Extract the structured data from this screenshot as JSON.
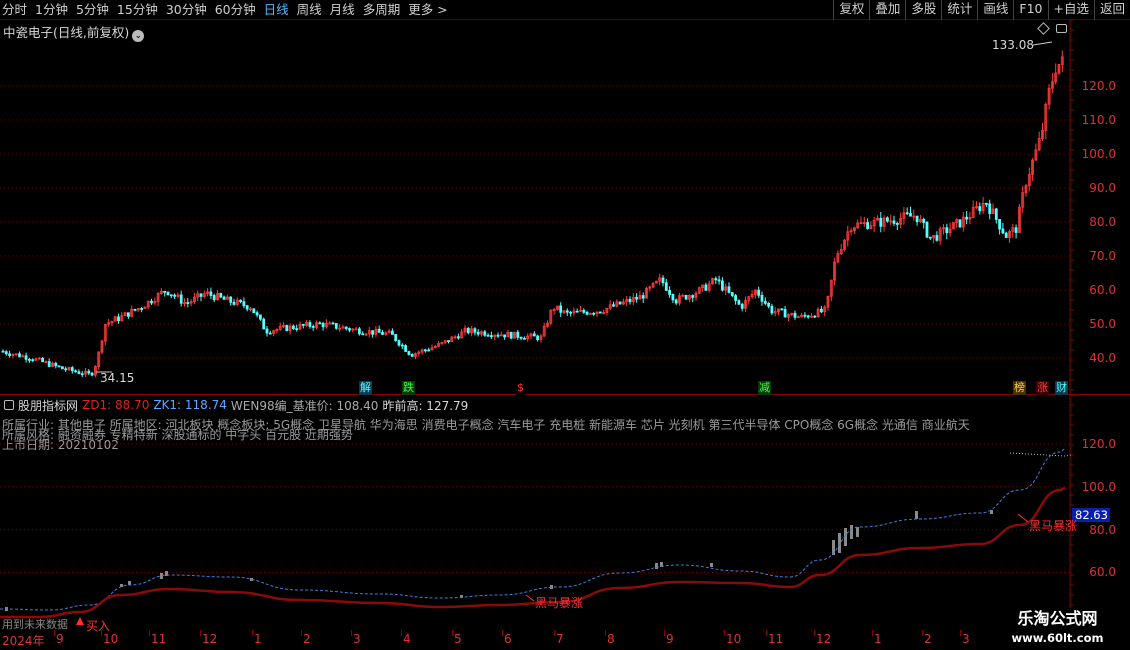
{
  "toolbar": {
    "periods": [
      "分时",
      "1分钟",
      "5分钟",
      "15分钟",
      "30分钟",
      "60分钟",
      "日线",
      "周线",
      "月线",
      "多周期",
      "更多 >"
    ],
    "active_period": "日线",
    "tools": [
      "复权",
      "叠加",
      "多股",
      "统计",
      "画线",
      "F10",
      "+自选",
      "返回"
    ]
  },
  "stock": {
    "title": "中瓷电子(日线,前复权)"
  },
  "main_chart": {
    "price_ticks": [
      "120.0",
      "110.0",
      "100.0",
      "90.0",
      "80.0",
      "70.0",
      "60.0",
      "50.0",
      "40.0"
    ],
    "high_label": "133.08",
    "low_label": "34.15",
    "up_color": "#ff3a3a",
    "down_color": "#54ffff",
    "events": [
      {
        "label": "解",
        "color": "#54ffff",
        "bg": "#0b3a52"
      },
      {
        "label": "跌",
        "color": "#3cff3c",
        "bg": "#0a3a0a"
      },
      {
        "label": "$",
        "color": "#ff3030",
        "bg": "#000000"
      },
      {
        "label": "减",
        "color": "#3cff3c",
        "bg": "#0a3a0a"
      },
      {
        "label": "榜",
        "color": "#ffd040",
        "bg": "#4a3000"
      },
      {
        "label": "涨",
        "color": "#ff4040",
        "bg": "#3a0000"
      },
      {
        "label": "财",
        "color": "#54ffff",
        "bg": "#0b3a52"
      }
    ]
  },
  "indicator": {
    "name": "股朋指标网",
    "zd1": "ZD1: 88.70",
    "zk1": "ZK1: 118.74",
    "wen": "WEN98编_基准价: 108.40",
    "prev_high": "昨前高: 127.79",
    "info_lines": [
      "所属行业:   其他电子     所属地区:    河北板块     概念板块:    5G概念 卫星导航 华为海思 消费电子概念 汽车电子 充电桩 新能源车 芯片 光刻机 第三代半导体 CPO概念 6G概念 光通信 商业航天",
      "所属风格: 融资融券 专精特新 深股通标的 中字头 百元股 近期强势",
      "上市日期: 20210102"
    ],
    "ticks": [
      "120.0",
      "100.0",
      "80.0",
      "60.0"
    ],
    "value_box": "82.63",
    "signals": [
      "黑马暴涨",
      "黑马暴涨"
    ],
    "buy_label": "买入"
  },
  "date_axis": {
    "year_label": "2024年",
    "months": [
      "9",
      "10",
      "11",
      "12",
      "1",
      "2",
      "3",
      "4",
      "5",
      "6",
      "7",
      "8",
      "9",
      "10",
      "11",
      "12",
      "1",
      "2",
      "3"
    ]
  },
  "footer": {
    "left_label": "用到未来数据"
  },
  "watermark": {
    "title": "乐淘公式网",
    "url": "www.60lt.com"
  }
}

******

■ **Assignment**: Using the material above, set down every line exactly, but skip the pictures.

■ **The answer**:
Extract the structured data from this screenshot as JSON.
{
  "toolbar": {
    "periods": [
      "分时",
      "1分钟",
      "5分钟",
      "15分钟",
      "30分钟",
      "60分钟",
      "日线",
      "周线",
      "月线",
      "多周期",
      "更多 >"
    ],
    "active_period": "日线",
    "tools": [
      "复权",
      "叠加",
      "多股",
      "统计",
      "画线",
      "F10",
      "+自选",
      "返回"
    ]
  },
  "stock": {
    "title": "中瓷电子(日线,前复权)"
  },
  "main_chart": {
    "price_ticks": [
      "120.0",
      "110.0",
      "100.0",
      "90.0",
      "80.0",
      "70.0",
      "60.0",
      "50.0",
      "40.0"
    ],
    "high_label": "133.08",
    "low_label": "34.15",
    "up_color": "#ff3a3a",
    "down_color": "#54ffff",
    "events": [
      {
        "label": "解",
        "color": "#54ffff",
        "bg": "#0b3a52"
      },
      {
        "label": "跌",
        "color": "#3cff3c",
        "bg": "#0a3a0a"
      },
      {
        "label": "$",
        "color": "#ff3030",
        "bg": "#000000"
      },
      {
        "label": "减",
        "color": "#3cff3c",
        "bg": "#0a3a0a"
      },
      {
        "label": "榜",
        "color": "#ffd040",
        "bg": "#4a3000"
      },
      {
        "label": "涨",
        "color": "#ff4040",
        "bg": "#3a0000"
      },
      {
        "label": "财",
        "color": "#54ffff",
        "bg": "#0b3a52"
      }
    ]
  },
  "indicator": {
    "name": "股朋指标网",
    "zd1": "ZD1: 88.70",
    "zk1": "ZK1: 118.74",
    "wen": "WEN98编_基准价: 108.40",
    "prev_high": "昨前高: 127.79",
    "info_lines": [
      "所属行业:   其他电子     所属地区:    河北板块     概念板块:    5G概念 卫星导航 华为海思 消费电子概念 汽车电子 充电桩 新能源车 芯片 光刻机 第三代半导体 CPO概念 6G概念 光通信 商业航天",
      "所属风格: 融资融券 专精特新 深股通标的 中字头 百元股 近期强势",
      "上市日期: 20210102"
    ],
    "ticks": [
      "120.0",
      "100.0",
      "80.0",
      "60.0"
    ],
    "value_box": "82.63",
    "signals": [
      "黑马暴涨",
      "黑马暴涨"
    ],
    "buy_label": "买入"
  },
  "date_axis": {
    "year_label": "2024年",
    "months": [
      "9",
      "10",
      "11",
      "12",
      "1",
      "2",
      "3",
      "4",
      "5",
      "6",
      "7",
      "8",
      "9",
      "10",
      "11",
      "12",
      "1",
      "2",
      "3"
    ]
  },
  "footer": {
    "left_label": "用到未来数据"
  },
  "watermark": {
    "title": "乐淘公式网",
    "url": "www.60lt.com"
  }
}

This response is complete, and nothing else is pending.